Bearing failures can be a major headache for any facility, causing increased downtime, high-maintenance costs, missed deliveries, loss of revenue and, in some extreme cases, may even injure workers. When a bearing fails, it negatively impacts your facility, your reputation and your bottom line. Therefore, it is important to take preventative measures to increase the lifespan of your bearings and prevent improper wear on them.
Simply put, a bearing failure occurs whenever a bearing fails to meet its expected lifespan or calculated performance levels. Bearings are often overlooked parts of the process, despite carrying the body weight and production load. They often remain invisible until there is a bearing failure in the facility.
Bearing failures are more common than you think, and even with careful planning and normal maintenance, they can still fail unexpectedly or prematurely in an application. Less than 30% of bearings ever meet their determined fatigue limit and 'wear out' in their application. It all starts with the original equipment manager (OEM). The OEM selects bearings for each application in conjunction with the manufacturer's designed life expectancy based on a fatigued spall failure.

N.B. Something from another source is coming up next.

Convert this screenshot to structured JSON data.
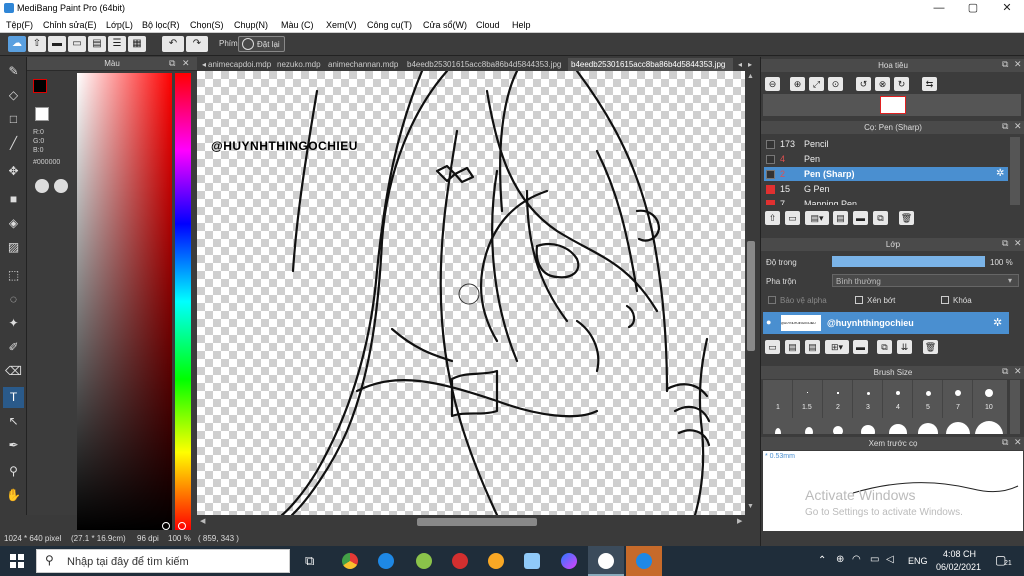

In general, there are a handful of common reasons why bearings fail:
Causes of bearing failure
One of the most common reasons for bearing failure is inadequate or improper lubrication. Lubrication is essential for ensuring that bearings operate smoothly and that wear and tear is minimized. Without sufficient lubrication, bearings can overheat, cause increased friction, and eventually break down.
Contamination is another common reason for bearing failure. Foreign particles, such as dust or dirt, can get into the bearing and cause damage to the surface. This can lead to premature wear and tear, and ultimately failure.

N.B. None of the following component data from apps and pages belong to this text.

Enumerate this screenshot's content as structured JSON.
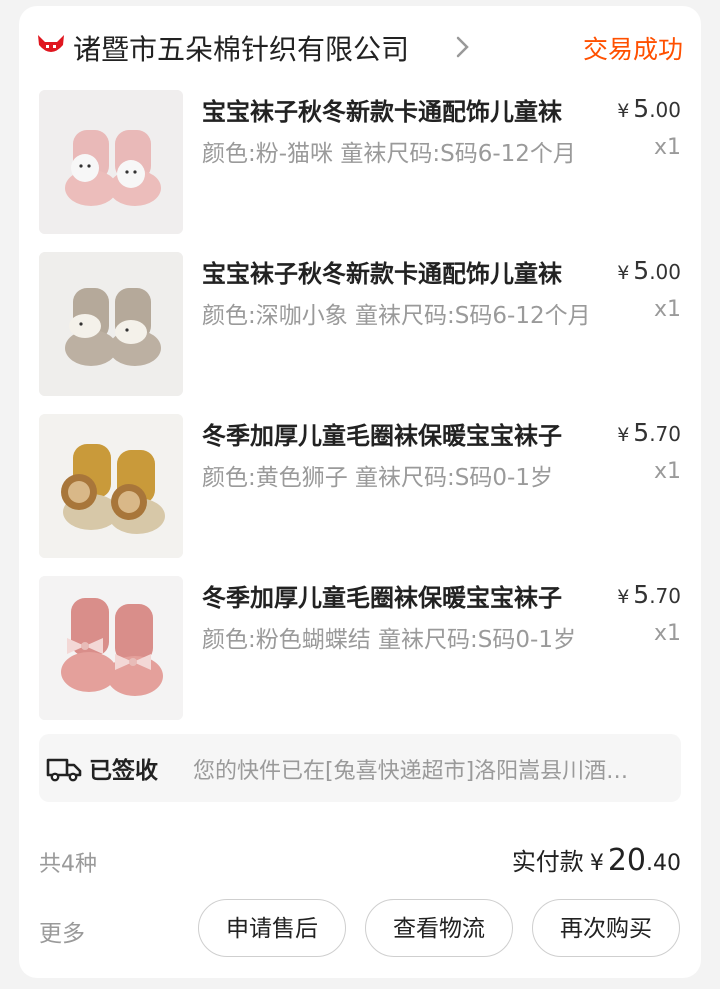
{
  "shop": {
    "name": "诸暨市五朵棉针织有限公司",
    "logo_icon": "tmall-cat-icon",
    "status": "交易成功"
  },
  "items": [
    {
      "title": "宝宝袜子秋冬新款卡通配饰儿童袜",
      "spec": "颜色:粉-猫咪  童袜尺码:S码6-12个月",
      "currency": "¥",
      "price_int": "5",
      "price_dec": ".00",
      "qty": "x1"
    },
    {
      "title": "宝宝袜子秋冬新款卡通配饰儿童袜",
      "spec": "颜色:深咖小象  童袜尺码:S码6-12个月",
      "currency": "¥",
      "price_int": "5",
      "price_dec": ".00",
      "qty": "x1"
    },
    {
      "title": "冬季加厚儿童毛圈袜保暖宝宝袜子",
      "spec": "颜色:黄色狮子  童袜尺码:S码0-1岁",
      "currency": "¥",
      "price_int": "5",
      "price_dec": ".70",
      "qty": "x1"
    },
    {
      "title": "冬季加厚儿童毛圈袜保暖宝宝袜子",
      "spec": "颜色:粉色蝴蝶结  童袜尺码:S码0-1岁",
      "currency": "¥",
      "price_int": "5",
      "price_dec": ".70",
      "qty": "x1"
    }
  ],
  "logistics": {
    "status": "已签收",
    "detail": "您的快件已在[兔喜快递超市]洛阳嵩县川酒…",
    "icon": "truck-icon"
  },
  "summary": {
    "count": "共4种",
    "paid_label": "实付款",
    "currency": "¥",
    "total_int": "20",
    "total_dec": ".40"
  },
  "actions": {
    "more": "更多",
    "after_sale": "申请售后",
    "view_logistics": "查看物流",
    "buy_again": "再次购买"
  },
  "colors": {
    "accent": "#ff5000",
    "muted": "#9a9a9a",
    "text": "#222222"
  }
}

Bearings need to be handled and installed with care. If they are mishandled or improperly installed, it can cause damage to the bearing that may not be apparent until later. This can lead to premature wear and tear, and ultimately failure.
Bearings are designed to carry a certain load, and if they are overloaded, it can cause them to break down prematurely. Overloading can be caused by improper sizing, improper application, or simply by carrying too much weight.
Misalignment: Misalignment can cause uneven wear on the bearing, which can lead to premature failure. Bearings need to be properly aligned to ensure that they operate smoothly and that wear and tear is minimized.
Corrosion is another common reason for bearing failure. Corrosion can occur due to exposure to moisture, high temperatures, or other environmental factors. It can cause the bearing to become pitted and damaged, leading to premature wear and tear.
Fatigue is a common reason for bearing failure. Bearings are designed to withstand a certain number of cycles, and if they are subjected to more cycles than they can handle, they will eventually fail. This can be caused by excessive vibration, high speeds, or other factors.
Finally, poor design can also cause bearing failure. If the bearing is not designed properly, it may not be able to withstand the loads and stresses that it is subjected to. This can lead to premature wear and tear, and ultimately failure.
The consequences of bearing failure are far-reaching for your facility. These can include increased downtime, high-maintenance costs, missed deliveries, loss of revenue and, in some extreme cases, may injure workers. Therefore, it is important to take preventative measures to increase the lifespan of your bearings and prevent improper wear on them.
Preventative Measures for Bearing Failures
Lubrication is critical to ensuring the proper function of bearings. Proper lubrication can extend bearing life, reduce wear and tear, and prevent overheating. It's important to use the correct type of lubricant for the bearing and the application. Over-lubrication can be just as damaging as under-lubrication, so it's important to follow the manufacturer's recommendations for lubrication frequency and amount.
Regular maintenance is key to ensuring the proper function and longevity of bearings. Routine inspections can identify issues before they become serious problems. Proper maintenance includes monitoring lubrication levels and cleanliness, checking for signs of wear, and ensuring proper alignment.
Choosing the correct bearing for the application is essential to ensuring proper function and longevity. Factors to consider include load capacity, speed, and temperature requirements. It's important to work with a knowledgeable supplier who can help you select the right bearing for your application.
Proper handling and installation of bearings is essential to preventing premature failure. Ensure that bearings are stored and transported in a clean, dry, and vibration-free environment. During installation, ensure that bearings are properly aligned, and torque is applied correctly.
Training and education are essential to preventing premature bearing failure. Ensure that your team is trained on proper handling and installation techniques, as well as lubrication and maintenance procedures. Regular training can help prevent common issues and reduce downtime.
Bearing failures can have serious consequences for your facility, including increased downtime, high-maintenance costs, and lost revenue. By understanding the common causes of bearing failure and implementing preventative measures, you can reduce wear on bearings and extend their life. Proper lubrication, regular maintenance, correct bearing selection, proper handling and installation, and training and education are all key to ensuring the proper function and longevity of bearings. By taking a proactive approach to bearing maintenance, you can prevent costly failures and ensure the smooth operation of your facility.